  1. How long do we have to stop this mea­sure?

    Gretchen Anna Sand
    gretchen_sand@hotmail.com

    # by Gretchen Anna Sand :: January 4th, 2013 at 2:33 PM
  2. Even though Eyman claims to want small­er gov­ern­ment, his ini­tia­tive is noth­ing but an ear­mark that ben­e­fits his own busi­ness.
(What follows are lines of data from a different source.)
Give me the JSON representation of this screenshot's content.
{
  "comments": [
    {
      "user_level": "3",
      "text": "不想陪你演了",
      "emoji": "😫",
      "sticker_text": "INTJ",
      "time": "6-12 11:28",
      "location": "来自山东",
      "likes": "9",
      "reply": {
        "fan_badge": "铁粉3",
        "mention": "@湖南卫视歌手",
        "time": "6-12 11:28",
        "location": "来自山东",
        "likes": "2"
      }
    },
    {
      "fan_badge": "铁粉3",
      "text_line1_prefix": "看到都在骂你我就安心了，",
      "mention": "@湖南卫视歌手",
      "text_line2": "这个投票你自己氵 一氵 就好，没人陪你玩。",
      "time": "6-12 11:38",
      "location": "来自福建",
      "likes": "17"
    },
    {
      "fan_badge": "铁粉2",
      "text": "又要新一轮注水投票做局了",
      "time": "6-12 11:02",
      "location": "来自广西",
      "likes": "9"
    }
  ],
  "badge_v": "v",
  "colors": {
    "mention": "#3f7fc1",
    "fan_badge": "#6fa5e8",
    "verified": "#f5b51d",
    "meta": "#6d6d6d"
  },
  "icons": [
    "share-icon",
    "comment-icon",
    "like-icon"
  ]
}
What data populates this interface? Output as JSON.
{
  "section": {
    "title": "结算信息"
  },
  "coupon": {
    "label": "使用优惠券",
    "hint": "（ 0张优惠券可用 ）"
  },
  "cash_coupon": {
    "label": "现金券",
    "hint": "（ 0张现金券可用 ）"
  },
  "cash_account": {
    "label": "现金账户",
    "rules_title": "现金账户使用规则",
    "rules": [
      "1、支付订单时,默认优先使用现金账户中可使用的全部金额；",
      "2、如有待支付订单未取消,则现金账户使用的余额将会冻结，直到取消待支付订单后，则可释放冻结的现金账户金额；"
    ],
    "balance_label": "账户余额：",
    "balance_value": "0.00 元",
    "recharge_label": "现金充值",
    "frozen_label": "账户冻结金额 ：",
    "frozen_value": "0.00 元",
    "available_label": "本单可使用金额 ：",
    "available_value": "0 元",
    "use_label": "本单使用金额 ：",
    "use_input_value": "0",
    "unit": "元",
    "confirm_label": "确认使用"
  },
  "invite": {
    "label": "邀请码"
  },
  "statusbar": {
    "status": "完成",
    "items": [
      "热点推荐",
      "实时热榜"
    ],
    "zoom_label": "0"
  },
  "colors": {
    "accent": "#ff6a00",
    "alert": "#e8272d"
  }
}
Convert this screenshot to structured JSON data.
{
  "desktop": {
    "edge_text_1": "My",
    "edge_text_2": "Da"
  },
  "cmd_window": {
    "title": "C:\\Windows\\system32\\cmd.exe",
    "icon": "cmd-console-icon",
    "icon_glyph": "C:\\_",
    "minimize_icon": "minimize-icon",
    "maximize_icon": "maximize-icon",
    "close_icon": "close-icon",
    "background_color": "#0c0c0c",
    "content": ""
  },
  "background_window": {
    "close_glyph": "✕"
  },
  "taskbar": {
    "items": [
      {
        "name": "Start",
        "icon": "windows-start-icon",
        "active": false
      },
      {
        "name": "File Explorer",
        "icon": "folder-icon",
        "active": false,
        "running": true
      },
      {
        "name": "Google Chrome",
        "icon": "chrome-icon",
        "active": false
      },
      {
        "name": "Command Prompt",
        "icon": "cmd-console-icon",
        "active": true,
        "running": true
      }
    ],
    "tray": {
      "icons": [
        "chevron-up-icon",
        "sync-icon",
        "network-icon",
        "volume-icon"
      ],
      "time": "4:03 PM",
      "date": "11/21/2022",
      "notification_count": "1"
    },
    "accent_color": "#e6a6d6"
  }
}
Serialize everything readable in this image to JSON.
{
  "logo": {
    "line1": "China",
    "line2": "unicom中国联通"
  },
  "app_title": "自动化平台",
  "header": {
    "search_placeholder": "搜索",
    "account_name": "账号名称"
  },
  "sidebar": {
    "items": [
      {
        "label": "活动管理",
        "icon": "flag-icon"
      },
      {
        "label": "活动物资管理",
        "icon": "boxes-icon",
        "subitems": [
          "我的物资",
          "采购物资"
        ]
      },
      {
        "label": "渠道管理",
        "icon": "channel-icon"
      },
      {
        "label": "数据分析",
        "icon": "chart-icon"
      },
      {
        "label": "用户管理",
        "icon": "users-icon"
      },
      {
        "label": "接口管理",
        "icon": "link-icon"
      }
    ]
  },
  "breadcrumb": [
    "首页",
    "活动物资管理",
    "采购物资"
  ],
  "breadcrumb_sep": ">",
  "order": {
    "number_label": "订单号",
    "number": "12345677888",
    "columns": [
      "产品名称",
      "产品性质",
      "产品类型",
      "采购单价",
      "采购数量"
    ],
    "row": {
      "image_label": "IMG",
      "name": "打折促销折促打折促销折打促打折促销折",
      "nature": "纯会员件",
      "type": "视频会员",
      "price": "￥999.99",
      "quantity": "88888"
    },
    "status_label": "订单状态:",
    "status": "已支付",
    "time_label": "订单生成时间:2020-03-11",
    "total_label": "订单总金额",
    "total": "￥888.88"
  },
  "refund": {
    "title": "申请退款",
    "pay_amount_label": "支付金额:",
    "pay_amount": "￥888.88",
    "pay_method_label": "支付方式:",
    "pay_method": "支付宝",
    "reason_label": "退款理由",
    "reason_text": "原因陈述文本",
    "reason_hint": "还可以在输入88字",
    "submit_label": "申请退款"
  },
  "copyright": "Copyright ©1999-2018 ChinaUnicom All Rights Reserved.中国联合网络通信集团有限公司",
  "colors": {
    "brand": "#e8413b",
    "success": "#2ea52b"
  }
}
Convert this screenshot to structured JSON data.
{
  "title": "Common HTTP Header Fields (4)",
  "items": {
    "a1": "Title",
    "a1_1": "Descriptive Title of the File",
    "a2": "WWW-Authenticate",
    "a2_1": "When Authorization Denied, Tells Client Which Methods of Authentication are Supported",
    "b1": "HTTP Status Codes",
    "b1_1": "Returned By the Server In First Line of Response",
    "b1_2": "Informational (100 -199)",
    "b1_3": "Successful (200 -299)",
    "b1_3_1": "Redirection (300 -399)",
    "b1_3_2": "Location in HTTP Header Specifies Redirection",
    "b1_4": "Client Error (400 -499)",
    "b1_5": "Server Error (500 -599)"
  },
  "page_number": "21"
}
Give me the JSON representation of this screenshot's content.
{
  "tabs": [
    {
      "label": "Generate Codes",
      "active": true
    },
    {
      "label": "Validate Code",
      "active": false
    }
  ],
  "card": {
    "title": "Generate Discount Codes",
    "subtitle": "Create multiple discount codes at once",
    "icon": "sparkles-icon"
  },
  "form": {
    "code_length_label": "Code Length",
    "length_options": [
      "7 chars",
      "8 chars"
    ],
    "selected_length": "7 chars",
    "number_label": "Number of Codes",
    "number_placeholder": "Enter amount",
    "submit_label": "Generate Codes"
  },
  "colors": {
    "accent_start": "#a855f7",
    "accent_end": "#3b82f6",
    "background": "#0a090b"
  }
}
    # by Linda, NPI Correspondent :: January 4th, 2013 at 5:19 PM